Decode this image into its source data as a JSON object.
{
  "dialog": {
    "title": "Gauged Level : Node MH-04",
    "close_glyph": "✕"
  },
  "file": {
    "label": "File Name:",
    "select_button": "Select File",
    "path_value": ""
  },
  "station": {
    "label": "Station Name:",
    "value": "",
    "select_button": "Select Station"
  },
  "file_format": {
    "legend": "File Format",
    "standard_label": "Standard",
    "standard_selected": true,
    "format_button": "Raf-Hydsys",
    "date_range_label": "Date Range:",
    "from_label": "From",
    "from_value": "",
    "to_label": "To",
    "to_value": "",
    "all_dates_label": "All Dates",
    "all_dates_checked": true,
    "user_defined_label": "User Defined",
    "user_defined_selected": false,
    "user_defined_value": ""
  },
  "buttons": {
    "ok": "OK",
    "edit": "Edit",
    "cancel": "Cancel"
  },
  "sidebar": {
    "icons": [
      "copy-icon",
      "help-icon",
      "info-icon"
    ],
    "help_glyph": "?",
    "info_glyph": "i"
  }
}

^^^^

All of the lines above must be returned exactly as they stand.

Decode this image into its source data as a JSON object.
{
  "dialog": {
    "title": "Gauged Level : Node MH-04",
    "close_glyph": "✕"
  },
  "file": {
    "label": "File Name:",
    "select_button": "Select File",
    "path_value": ""
  },
  "station": {
    "label": "Station Name:",
    "value": "",
    "select_button": "Select Station"
  },
  "file_format": {
    "legend": "File Format",
    "standard_label": "Standard",
    "standard_selected": true,
    "format_button": "Raf-Hydsys",
    "date_range_label": "Date Range:",
    "from_label": "From",
    "from_value": "",
    "to_label": "To",
    "to_value": "",
    "all_dates_label": "All Dates",
    "all_dates_checked": true,
    "user_defined_label": "User Defined",
    "user_defined_selected": false,
    "user_defined_value": ""
  },
  "buttons": {
    "ok": "OK",
    "edit": "Edit",
    "cancel": "Cancel"
  },
  "sidebar": {
    "icons": [
      "copy-icon",
      "help-icon",
      "info-icon"
    ],
    "help_glyph": "?",
    "info_glyph": "i"
  }
}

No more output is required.